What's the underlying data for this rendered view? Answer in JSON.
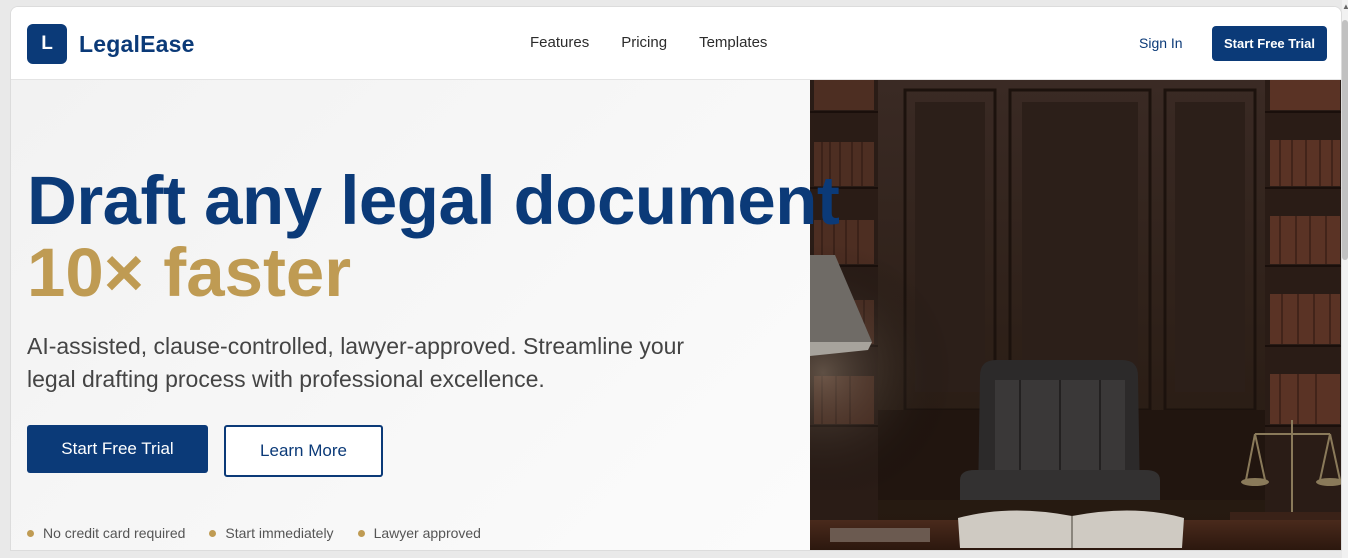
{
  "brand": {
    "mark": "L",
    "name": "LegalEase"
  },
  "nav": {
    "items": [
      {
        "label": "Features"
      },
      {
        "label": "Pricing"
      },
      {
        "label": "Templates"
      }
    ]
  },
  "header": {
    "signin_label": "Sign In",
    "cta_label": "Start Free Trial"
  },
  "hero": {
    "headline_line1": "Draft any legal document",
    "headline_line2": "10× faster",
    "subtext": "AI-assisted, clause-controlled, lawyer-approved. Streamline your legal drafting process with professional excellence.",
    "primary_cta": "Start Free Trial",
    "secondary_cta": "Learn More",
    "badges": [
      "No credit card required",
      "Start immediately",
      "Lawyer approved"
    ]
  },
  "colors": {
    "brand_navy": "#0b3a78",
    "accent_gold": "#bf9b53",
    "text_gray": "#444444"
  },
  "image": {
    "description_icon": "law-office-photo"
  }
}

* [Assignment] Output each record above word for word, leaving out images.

* [Response to the exercise]
What's the underlying data for this rendered view? Answer in JSON.
{
  "brand": {
    "mark": "L",
    "name": "LegalEase"
  },
  "nav": {
    "items": [
      {
        "label": "Features"
      },
      {
        "label": "Pricing"
      },
      {
        "label": "Templates"
      }
    ]
  },
  "header": {
    "signin_label": "Sign In",
    "cta_label": "Start Free Trial"
  },
  "hero": {
    "headline_line1": "Draft any legal document",
    "headline_line2": "10× faster",
    "subtext": "AI-assisted, clause-controlled, lawyer-approved. Streamline your legal drafting process with professional excellence.",
    "primary_cta": "Start Free Trial",
    "secondary_cta": "Learn More",
    "badges": [
      "No credit card required",
      "Start immediately",
      "Lawyer approved"
    ]
  },
  "colors": {
    "brand_navy": "#0b3a78",
    "accent_gold": "#bf9b53",
    "text_gray": "#444444"
  },
  "image": {
    "description_icon": "law-office-photo"
  }
}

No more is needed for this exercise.